Top officials say reviews found no oversight problems, though documents undercut that claim.
The failures of the complexes — and HUD’s role — is being investigated by The Southern Illinoisan and ProPublica.
Privacy rules were an obstacle to finding participants in Dr. Mani Pavuluri’s lithium studies, but we got around them.
How a star psychiatrist at the University of Illinois at Chicago violated protocols and put children at risk.
Journalists stay in touch with the people who give them information and might even meet them for lunch or a drink. But there are boundaries.
Project Six is closing its doors following our story revealing conservative donors.
Why are the Black Panthers listed alongside street gangs?
Pushing 80 and still gangbanging?
The series is the first Pulitzer Prize finalist for ProPublica Illinois, a nonprofit newsroom that launched just six months ago as ProPublica’s first regional, state-based unit.
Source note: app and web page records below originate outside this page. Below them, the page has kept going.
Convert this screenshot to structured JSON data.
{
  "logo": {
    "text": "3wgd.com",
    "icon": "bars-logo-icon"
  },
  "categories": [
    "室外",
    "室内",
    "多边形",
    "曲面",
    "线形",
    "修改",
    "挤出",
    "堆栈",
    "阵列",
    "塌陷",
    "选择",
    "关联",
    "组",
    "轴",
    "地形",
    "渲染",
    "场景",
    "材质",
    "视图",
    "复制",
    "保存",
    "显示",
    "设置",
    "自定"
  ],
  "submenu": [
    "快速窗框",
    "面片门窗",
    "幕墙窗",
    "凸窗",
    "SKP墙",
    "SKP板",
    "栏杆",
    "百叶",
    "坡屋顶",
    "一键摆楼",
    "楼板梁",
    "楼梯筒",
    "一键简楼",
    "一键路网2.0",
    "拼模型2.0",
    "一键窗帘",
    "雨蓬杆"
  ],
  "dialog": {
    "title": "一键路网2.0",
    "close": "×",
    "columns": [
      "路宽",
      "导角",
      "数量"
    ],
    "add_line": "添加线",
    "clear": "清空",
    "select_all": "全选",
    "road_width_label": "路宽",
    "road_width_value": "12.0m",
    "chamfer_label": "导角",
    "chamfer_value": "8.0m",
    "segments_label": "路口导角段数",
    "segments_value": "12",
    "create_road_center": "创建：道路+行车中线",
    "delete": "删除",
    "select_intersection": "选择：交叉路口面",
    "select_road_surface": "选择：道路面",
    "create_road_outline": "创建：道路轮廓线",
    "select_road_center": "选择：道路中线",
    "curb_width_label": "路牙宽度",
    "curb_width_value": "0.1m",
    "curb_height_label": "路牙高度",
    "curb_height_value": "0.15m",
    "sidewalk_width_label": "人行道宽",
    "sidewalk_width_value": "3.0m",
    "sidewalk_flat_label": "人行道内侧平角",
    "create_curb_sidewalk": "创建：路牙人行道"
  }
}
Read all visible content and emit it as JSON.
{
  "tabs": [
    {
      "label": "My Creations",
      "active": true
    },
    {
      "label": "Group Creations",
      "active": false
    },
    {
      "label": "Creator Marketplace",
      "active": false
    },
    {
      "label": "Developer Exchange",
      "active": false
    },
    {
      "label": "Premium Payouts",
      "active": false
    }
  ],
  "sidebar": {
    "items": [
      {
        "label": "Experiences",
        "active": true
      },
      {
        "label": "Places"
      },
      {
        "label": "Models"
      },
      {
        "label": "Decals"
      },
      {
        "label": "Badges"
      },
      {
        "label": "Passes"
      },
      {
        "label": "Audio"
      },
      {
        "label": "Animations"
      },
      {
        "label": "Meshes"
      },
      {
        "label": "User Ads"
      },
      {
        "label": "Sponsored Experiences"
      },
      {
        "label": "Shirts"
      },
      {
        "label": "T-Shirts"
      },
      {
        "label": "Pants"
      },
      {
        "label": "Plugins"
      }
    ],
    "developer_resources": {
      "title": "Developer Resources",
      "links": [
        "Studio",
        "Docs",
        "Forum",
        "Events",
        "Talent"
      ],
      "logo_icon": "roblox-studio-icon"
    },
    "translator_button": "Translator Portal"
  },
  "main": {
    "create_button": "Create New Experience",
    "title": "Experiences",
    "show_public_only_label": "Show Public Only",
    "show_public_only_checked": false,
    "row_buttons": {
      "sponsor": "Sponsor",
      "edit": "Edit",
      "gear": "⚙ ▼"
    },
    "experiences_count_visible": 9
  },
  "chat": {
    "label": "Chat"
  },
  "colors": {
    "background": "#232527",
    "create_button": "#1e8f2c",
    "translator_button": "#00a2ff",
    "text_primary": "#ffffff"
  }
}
It’s our half-birthday.
We have $40,000 to fund investigative journalism on issues critical to our state. Apply now.
We’re adding to ProPublica Illinois’ engagement team and looking for someone to help us reach more people with our investigative journalism.
HUD says it doesn’t have the funds to fix up two public housing developments in Thebes, Illinois. The state’s two U.S. senators question whether the agency’s decision to close them — forcing 85 people to relocate — violates federal law.
The shuttering of public housing complexes in two small Midwestern towns raises big questions for residents, HUD and Congress. To tell the story, I could use your help.
A scramble for housing in southern Illinois has exposed mixed messages and false hope. “It’s betrayal, really,” one resident said of the way she’s been treated by HUD.
Solid sources and some healthy skepticism can help.
Illinois House Speaker Michael Madigan Builds Power From the Ground Up — And Sometimes From the Basement
A polling place in a Chicago home offers a view of the operation run by the state’s most powerful politician.
Here’s what we learned from our kickoff event in Chicago’s Back of the Yards neighborhood.
A new analysis of government data shows how levee districts that have raised their levees without federal permits would be better protected against future flooding, while those that follow the rules would see extra flooding.
By building up their own flood protections, some communities have ensured they would be less affected by future floods, while their neighbors would fare worse.